I recently finished reading Sinclair Lewis’ Nobel Prize lecture, read to the Swedish Academy on December 12, 1930.  He titled it, “The American Fear of :Literature.”  It is a wonderful, fully  American response, although perhaps many Swedes may not have understood it that way.  It was  perfectly fitted to Mr. Lewis’ holistic understanding of American culture as seen first from his birthplace on the vast prairie lands of Sauk Centre, Minnesota.  He brought a wholly American insight into the character development for which the Nobel Committee praised his work.  He covered a wide scope of American life, but none of his subjects would have been recognized as “intellectual.”   Their settings were factories, cities, rural areas, small-town life and their individual lives were real estate sales, itinerant Gospel preachers, Kiwanis boosters, healers and more.   

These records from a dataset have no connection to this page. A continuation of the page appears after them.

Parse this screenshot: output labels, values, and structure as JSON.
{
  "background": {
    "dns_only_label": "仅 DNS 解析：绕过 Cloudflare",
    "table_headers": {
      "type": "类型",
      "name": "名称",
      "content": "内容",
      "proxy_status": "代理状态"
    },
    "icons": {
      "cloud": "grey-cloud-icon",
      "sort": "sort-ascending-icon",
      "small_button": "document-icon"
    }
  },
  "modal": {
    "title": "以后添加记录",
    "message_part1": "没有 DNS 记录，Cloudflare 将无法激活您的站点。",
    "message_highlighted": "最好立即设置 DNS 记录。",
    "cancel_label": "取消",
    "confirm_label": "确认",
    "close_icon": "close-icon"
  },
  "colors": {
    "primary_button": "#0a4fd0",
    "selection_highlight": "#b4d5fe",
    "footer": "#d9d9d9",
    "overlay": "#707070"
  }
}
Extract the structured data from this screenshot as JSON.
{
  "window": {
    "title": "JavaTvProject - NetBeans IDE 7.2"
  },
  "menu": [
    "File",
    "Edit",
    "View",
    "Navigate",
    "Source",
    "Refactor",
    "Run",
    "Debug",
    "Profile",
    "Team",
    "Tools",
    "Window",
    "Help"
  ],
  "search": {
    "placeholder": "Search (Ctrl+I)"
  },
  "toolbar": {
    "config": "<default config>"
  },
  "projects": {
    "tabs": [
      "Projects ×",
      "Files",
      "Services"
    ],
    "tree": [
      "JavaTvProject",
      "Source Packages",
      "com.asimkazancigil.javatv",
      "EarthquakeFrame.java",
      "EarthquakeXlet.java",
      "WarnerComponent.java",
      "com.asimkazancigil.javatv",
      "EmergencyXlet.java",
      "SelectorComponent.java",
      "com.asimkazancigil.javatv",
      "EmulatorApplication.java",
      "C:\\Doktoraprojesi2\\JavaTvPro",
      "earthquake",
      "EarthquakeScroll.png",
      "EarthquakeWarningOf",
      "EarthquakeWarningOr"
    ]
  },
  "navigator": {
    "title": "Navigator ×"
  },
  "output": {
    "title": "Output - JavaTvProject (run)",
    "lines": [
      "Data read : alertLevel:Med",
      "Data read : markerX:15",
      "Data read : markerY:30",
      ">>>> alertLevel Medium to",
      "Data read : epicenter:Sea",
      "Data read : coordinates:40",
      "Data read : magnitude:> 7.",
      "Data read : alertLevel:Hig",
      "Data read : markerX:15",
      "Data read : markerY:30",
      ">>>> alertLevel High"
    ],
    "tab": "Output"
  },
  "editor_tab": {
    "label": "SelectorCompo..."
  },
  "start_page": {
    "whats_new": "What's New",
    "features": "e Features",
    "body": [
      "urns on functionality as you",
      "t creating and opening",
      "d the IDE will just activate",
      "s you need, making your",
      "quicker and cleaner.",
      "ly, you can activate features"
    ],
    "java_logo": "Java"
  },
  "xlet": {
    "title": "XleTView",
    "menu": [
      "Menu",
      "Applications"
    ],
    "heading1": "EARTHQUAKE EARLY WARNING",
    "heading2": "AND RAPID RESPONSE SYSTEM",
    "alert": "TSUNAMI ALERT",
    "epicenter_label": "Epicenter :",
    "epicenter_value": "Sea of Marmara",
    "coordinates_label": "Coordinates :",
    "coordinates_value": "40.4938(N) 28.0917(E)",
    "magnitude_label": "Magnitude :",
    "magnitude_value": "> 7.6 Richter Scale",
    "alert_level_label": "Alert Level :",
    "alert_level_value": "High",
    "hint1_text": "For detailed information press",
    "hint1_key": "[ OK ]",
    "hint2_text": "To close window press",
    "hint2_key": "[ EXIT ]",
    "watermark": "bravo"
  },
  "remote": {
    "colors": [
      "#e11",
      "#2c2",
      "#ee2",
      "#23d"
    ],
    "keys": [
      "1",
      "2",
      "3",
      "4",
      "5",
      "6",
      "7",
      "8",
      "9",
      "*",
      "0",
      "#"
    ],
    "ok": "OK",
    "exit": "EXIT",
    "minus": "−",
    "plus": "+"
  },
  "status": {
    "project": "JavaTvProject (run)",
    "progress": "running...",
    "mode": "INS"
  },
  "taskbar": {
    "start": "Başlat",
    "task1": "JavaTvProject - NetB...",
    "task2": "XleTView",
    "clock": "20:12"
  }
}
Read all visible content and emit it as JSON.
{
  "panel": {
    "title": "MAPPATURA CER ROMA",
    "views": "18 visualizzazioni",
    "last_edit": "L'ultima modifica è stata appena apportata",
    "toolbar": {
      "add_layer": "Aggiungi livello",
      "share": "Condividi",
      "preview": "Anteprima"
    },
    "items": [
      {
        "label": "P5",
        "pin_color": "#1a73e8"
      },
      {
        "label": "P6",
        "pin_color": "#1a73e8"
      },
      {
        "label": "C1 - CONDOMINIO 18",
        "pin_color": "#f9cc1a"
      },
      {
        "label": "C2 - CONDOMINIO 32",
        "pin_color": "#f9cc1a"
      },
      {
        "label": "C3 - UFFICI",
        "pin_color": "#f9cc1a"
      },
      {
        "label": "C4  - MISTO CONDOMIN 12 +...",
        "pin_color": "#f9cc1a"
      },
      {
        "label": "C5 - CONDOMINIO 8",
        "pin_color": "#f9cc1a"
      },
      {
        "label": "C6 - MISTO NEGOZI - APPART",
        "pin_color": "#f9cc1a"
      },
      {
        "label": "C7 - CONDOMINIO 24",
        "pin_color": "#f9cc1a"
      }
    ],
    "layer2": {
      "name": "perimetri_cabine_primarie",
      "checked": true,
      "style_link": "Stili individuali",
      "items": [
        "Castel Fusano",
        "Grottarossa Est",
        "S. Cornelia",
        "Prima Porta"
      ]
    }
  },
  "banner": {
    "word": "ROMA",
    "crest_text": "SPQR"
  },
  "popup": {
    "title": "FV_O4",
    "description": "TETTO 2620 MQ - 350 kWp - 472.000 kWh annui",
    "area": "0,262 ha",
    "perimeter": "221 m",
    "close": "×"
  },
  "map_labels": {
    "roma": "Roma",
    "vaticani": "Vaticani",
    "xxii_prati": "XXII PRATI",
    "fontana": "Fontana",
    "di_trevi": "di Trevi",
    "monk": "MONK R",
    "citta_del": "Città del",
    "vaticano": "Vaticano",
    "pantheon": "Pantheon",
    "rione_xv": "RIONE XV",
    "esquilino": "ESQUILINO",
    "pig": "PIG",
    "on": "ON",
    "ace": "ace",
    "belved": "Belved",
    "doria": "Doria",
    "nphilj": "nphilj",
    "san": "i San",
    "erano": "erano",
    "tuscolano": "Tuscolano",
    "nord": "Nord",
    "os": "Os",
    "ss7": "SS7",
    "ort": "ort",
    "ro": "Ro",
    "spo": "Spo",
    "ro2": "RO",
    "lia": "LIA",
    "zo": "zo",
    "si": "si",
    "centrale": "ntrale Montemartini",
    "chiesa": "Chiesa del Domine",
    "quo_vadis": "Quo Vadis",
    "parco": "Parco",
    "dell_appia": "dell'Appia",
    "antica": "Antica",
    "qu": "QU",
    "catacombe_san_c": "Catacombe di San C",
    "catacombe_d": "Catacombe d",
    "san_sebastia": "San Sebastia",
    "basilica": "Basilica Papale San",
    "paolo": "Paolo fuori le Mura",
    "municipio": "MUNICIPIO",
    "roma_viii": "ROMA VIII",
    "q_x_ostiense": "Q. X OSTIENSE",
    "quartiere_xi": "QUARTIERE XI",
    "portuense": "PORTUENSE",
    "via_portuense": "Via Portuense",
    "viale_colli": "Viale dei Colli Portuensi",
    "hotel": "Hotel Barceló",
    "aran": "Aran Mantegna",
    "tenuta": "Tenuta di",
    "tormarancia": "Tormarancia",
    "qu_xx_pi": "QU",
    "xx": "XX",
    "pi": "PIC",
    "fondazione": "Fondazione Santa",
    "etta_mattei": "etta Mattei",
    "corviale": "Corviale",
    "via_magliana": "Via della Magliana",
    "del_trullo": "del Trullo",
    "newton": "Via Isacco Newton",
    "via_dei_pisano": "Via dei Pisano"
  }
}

Lewis paid homage to a great number of American writers, and only Eugene O’Neill would be recognized by a Nobel prize during his lifetime.  Lewis lionized his lengthy list of nominees, but he wasn’t finished with that.  He then introduced an American “intellectual” unnamed, but known personally to Lewis.  This person is a university professor of humanities, a member of the American Academy of Arts and Letters.  Lewis writes about him as follows:  “A learned and most amiable old gentleman who has been a pastor, a university professor, and a diplomat.  A member of the aforementioned Academy, honored with degrees.  As a writer he is chiefly known for his pleasant little essays on the joy of fishing.  I do not Suppose (Sic) that professional fishermen, whose lives depend on the run of cod or herring, find it altogether an amusing occupation, but from these essays I learned, as a boy, that there is something very important and spiritual about catching fish, if you have no need of doing so.” 

He continues with the professor, writing, “There has recently appeared in America, out of the universities, an astonishing circus called “the New Humanism.”  Now of course “humanism” means so many things that it means nothing.  It may infer anything from a belief that Greek and Latin are more inspiring than the dialect of contemporary peasants to a belief that any living peasant is more interesting than a dead Greek.  But it is a delicate bit of justice that this nebulous word should have been chosen to label this nebulous cult….  So the whole movement results in the not particularly novel doctrine that both art and life must be resigned and negative.  It is a doctrine of the blackest reaction introduced into a stirringly revolutionary world.”  

What Lewis is saying is what every native American has known from birth; we are a nation of individuals.  It is only by joining churches, communities, assemblies, unions, PTAs, workplaces et al that we make up a society of individual Americans.  Alexis de Tocqueville’s Democracy in  America makes the same case for America as I make.  We understand ourselves that way, and it was known too by the founders that we would be so in their providing a Constitution of Liberty made explicitly for a society of individuals.  Lewis loved America!  

My point of this essay is to contrast American intellectual thought, with a brand of thought originating mostly in Europe.  Since the year in which Lewis gave his Nobel Prize Lecture the European brand of society has been making inroads both intellectually and more importantly in our institution of national government.  The means of doing so has been exclusively in universities and interesting in “the humanities departments.”  Also interestingly, I can find no comfort for socialism among any of the separate states of America.  Americans have all been born free, whether they recognize it or not, and our government was created with the intent that we should be able to live free if we choose.  Our government owes it to each of us, even if we choose to be unfree, but those who choose differently have no responsibility or right in interfering with it; they may not reject it for us.  The federal government has a mandate to protect individual freedom from government coercion, and by extension of the Constitution’s mandate to also prevent other individuals who do not choose freedom, to coerce free persons who do chose freedom.                                                                                             May 25, 2021